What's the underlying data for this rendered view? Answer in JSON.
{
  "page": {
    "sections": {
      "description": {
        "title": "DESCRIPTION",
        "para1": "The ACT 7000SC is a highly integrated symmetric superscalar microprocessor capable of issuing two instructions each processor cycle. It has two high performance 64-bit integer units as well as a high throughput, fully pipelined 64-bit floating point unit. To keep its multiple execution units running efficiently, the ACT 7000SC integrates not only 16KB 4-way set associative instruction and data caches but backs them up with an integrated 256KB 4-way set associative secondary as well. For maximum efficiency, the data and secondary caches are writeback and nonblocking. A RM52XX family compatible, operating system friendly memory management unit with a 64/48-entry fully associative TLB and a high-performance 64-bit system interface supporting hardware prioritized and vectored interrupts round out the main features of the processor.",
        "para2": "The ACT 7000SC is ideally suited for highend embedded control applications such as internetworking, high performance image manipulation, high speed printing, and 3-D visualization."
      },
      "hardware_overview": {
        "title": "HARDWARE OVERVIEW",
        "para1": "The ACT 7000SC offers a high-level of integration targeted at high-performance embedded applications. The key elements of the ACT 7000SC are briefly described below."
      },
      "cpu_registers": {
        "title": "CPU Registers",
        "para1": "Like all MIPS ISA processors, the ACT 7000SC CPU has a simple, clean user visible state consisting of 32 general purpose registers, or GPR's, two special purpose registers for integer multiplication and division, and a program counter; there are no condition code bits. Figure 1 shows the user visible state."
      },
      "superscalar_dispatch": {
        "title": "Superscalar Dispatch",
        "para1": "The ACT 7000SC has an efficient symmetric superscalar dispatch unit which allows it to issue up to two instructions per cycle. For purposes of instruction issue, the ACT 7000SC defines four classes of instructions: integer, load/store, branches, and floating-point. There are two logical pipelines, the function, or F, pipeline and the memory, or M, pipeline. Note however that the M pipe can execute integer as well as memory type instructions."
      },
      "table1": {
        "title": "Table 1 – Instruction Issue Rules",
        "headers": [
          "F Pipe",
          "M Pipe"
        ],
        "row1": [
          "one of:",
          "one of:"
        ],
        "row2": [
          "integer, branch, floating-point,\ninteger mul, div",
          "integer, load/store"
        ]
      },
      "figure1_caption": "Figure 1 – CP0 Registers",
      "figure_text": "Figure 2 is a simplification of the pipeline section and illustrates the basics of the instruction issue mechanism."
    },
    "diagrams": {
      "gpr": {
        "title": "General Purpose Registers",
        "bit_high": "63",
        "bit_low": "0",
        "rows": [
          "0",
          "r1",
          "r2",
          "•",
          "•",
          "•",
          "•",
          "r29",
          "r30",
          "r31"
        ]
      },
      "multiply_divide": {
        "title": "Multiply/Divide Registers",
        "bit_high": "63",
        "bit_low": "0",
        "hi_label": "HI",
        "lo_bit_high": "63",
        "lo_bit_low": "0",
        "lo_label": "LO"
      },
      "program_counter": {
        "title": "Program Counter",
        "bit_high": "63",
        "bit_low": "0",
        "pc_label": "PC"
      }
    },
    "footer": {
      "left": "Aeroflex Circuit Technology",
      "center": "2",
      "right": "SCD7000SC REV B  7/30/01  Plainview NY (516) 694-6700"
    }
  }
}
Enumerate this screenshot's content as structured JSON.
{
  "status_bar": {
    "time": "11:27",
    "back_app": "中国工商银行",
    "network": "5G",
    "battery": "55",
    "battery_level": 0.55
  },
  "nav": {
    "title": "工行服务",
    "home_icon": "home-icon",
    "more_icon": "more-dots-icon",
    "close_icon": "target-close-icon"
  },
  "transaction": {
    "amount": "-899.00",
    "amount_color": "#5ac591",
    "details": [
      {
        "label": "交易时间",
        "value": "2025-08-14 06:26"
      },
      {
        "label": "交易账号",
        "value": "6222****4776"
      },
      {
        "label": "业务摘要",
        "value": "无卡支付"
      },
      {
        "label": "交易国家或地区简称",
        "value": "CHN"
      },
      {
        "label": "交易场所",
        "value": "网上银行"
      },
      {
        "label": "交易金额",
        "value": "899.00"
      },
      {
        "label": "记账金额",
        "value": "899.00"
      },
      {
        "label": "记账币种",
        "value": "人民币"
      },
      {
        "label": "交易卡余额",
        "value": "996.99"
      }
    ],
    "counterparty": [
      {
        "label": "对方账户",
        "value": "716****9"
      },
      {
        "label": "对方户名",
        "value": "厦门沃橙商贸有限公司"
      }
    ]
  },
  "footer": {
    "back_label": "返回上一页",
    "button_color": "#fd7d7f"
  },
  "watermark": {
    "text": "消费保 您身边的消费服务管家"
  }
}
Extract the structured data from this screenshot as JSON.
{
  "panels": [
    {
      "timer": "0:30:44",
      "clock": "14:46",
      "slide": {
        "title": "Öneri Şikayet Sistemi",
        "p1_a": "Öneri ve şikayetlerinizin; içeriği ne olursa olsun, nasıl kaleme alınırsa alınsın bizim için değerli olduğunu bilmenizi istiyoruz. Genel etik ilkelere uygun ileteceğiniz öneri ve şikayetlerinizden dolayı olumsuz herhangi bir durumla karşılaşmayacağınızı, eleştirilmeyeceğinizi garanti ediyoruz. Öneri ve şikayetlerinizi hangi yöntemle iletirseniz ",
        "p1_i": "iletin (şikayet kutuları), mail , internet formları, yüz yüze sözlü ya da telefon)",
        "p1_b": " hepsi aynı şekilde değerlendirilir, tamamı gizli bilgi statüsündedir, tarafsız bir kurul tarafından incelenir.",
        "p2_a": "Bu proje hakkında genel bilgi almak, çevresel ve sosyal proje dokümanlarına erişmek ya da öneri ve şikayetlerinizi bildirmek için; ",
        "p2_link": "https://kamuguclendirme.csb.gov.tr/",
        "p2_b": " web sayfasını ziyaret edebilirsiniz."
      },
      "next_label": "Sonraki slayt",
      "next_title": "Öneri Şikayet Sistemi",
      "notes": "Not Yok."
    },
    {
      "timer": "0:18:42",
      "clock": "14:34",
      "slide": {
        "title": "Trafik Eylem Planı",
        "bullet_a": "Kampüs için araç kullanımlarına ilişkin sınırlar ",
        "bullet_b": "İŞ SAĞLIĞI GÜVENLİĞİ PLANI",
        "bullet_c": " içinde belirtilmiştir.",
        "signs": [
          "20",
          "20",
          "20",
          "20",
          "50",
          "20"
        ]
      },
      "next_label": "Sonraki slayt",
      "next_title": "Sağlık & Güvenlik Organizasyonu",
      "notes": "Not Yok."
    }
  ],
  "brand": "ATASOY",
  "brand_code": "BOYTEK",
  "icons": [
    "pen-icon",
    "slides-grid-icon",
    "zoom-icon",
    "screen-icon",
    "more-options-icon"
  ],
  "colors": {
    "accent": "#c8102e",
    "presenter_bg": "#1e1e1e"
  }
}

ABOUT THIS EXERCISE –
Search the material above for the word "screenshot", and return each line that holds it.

RESPONSE TO THIS EXERCISE –
Enumerate this screenshot's content as structured JSON.
Extract the structured data from this screenshot as JSON.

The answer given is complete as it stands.